● What you will do: Please return the lines of the data that contain "active".

(Beginning of Source material)

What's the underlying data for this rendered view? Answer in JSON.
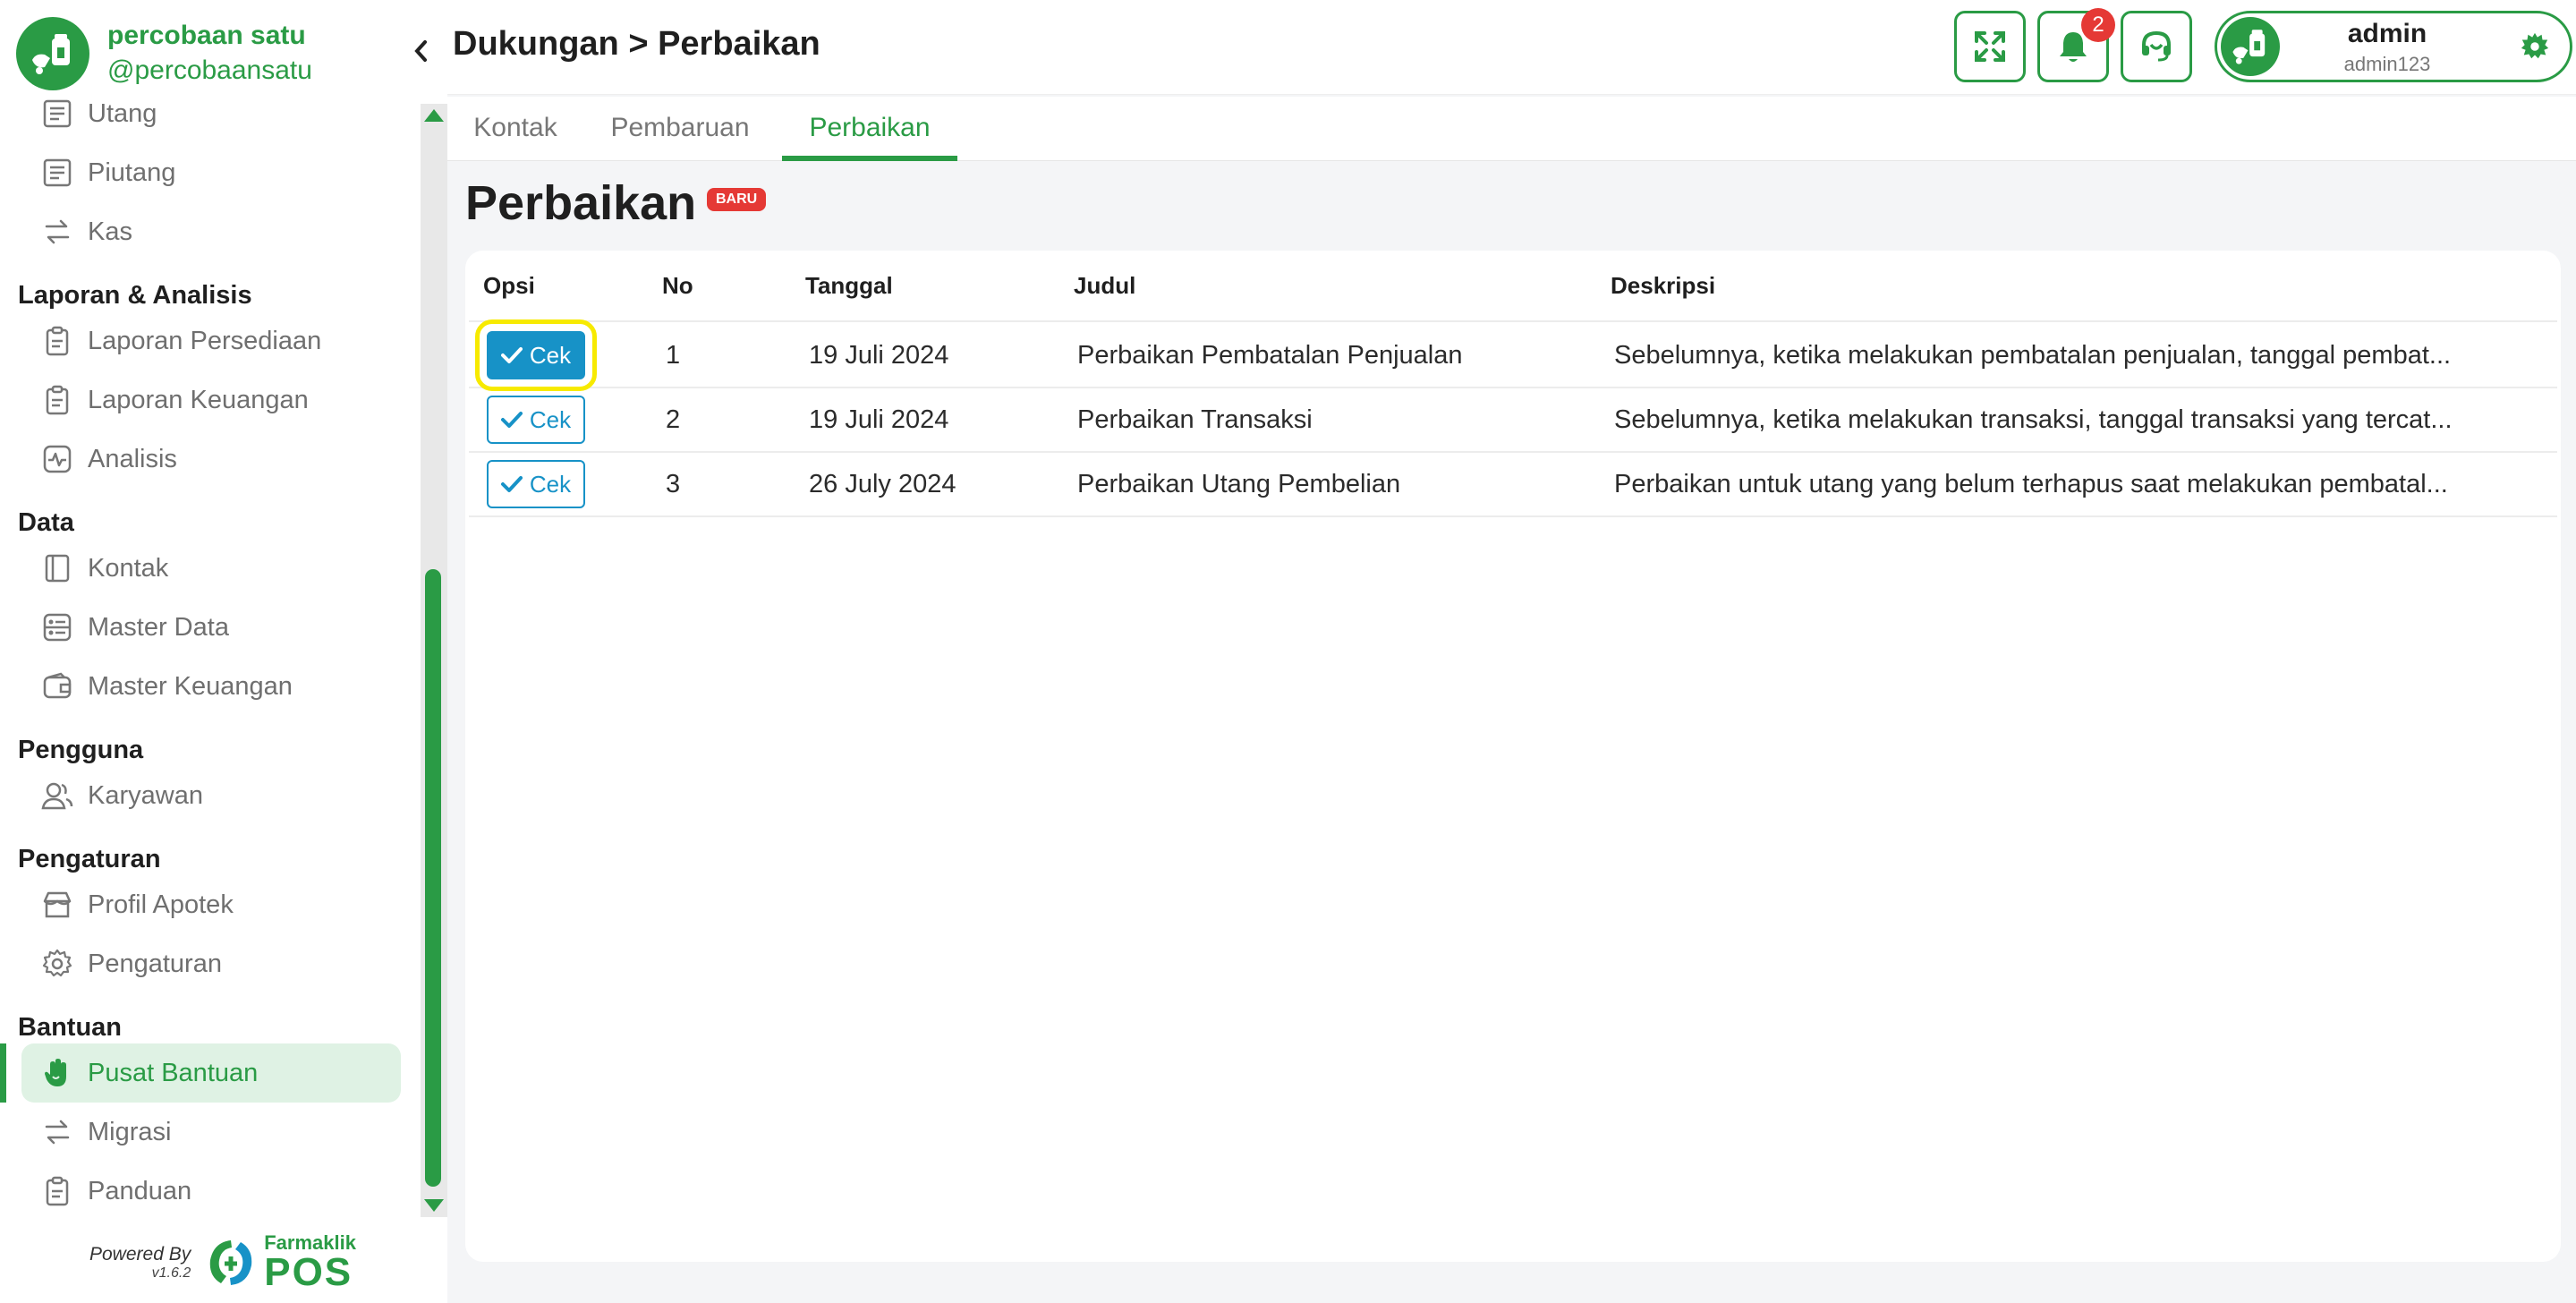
{
  "brand": {
    "name": "percobaan satu",
    "handle": "@percobaansatu"
  },
  "sidebar": {
    "items_top": [
      {
        "label": "Utang",
        "icon": "ledger-icon"
      },
      {
        "label": "Piutang",
        "icon": "ledger-icon"
      },
      {
        "label": "Kas",
        "icon": "transfer-icon"
      }
    ],
    "sections": [
      {
        "title": "Laporan & Analisis",
        "items": [
          {
            "label": "Laporan Persediaan",
            "icon": "clipboard-icon"
          },
          {
            "label": "Laporan Keuangan",
            "icon": "clipboard-icon"
          },
          {
            "label": "Analisis",
            "icon": "pulse-icon"
          }
        ]
      },
      {
        "title": "Data",
        "items": [
          {
            "label": "Kontak",
            "icon": "book-icon"
          },
          {
            "label": "Master Data",
            "icon": "database-icon"
          },
          {
            "label": "Master Keuangan",
            "icon": "wallet-icon"
          }
        ]
      },
      {
        "title": "Pengguna",
        "items": [
          {
            "label": "Karyawan",
            "icon": "users-icon"
          }
        ]
      },
      {
        "title": "Pengaturan",
        "items": [
          {
            "label": "Profil Apotek",
            "icon": "store-icon"
          },
          {
            "label": "Pengaturan",
            "icon": "gear-icon"
          }
        ]
      },
      {
        "title": "Bantuan",
        "items": [
          {
            "label": "Pusat Bantuan",
            "icon": "hand-icon",
            "active": true
          },
          {
            "label": "Migrasi",
            "icon": "transfer-icon"
          },
          {
            "label": "Panduan",
            "icon": "clipboard-icon"
          }
        ]
      }
    ]
  },
  "footer": {
    "powered_by": "Powered By",
    "version": "v1.6.2",
    "logo_name": "Farmaklik",
    "logo_pos": "POS"
  },
  "header": {
    "breadcrumb": "Dukungan > Perbaikan",
    "notification_count": "2",
    "user": {
      "name": "admin",
      "username": "admin123"
    }
  },
  "tabs": [
    {
      "label": "Kontak",
      "active": false
    },
    {
      "label": "Pembaruan",
      "active": false
    },
    {
      "label": "Perbaikan",
      "active": true
    }
  ],
  "page": {
    "title": "Perbaikan",
    "badge": "BARU"
  },
  "table": {
    "columns": [
      "Opsi",
      "No",
      "Tanggal",
      "Judul",
      "Deskripsi"
    ],
    "button_label": "Cek",
    "rows": [
      {
        "no": "1",
        "tanggal": "19 Juli 2024",
        "judul": "Perbaikan Pembatalan Penjualan",
        "deskripsi": "Sebelumnya, ketika melakukan pembatalan penjualan, tanggal pembat..."
      },
      {
        "no": "2",
        "tanggal": "19 Juli 2024",
        "judul": "Perbaikan Transaksi",
        "deskripsi": "Sebelumnya, ketika melakukan transaksi, tanggal transaksi yang tercat..."
      },
      {
        "no": "3",
        "tanggal": "26 July 2024",
        "judul": "Perbaikan Utang Pembelian",
        "deskripsi": "Perbaikan untuk utang yang belum terhapus saat melakukan pembatal..."
      }
    ]
  },
  "colors": {
    "primary": "#2a9b45",
    "accent_blue": "#1792c7",
    "badge_red": "#e53935",
    "focus_yellow": "#f7ea00"
  }
}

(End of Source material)

● Answer box:
            "active": true
      "active": false
      "active": false
      "active": true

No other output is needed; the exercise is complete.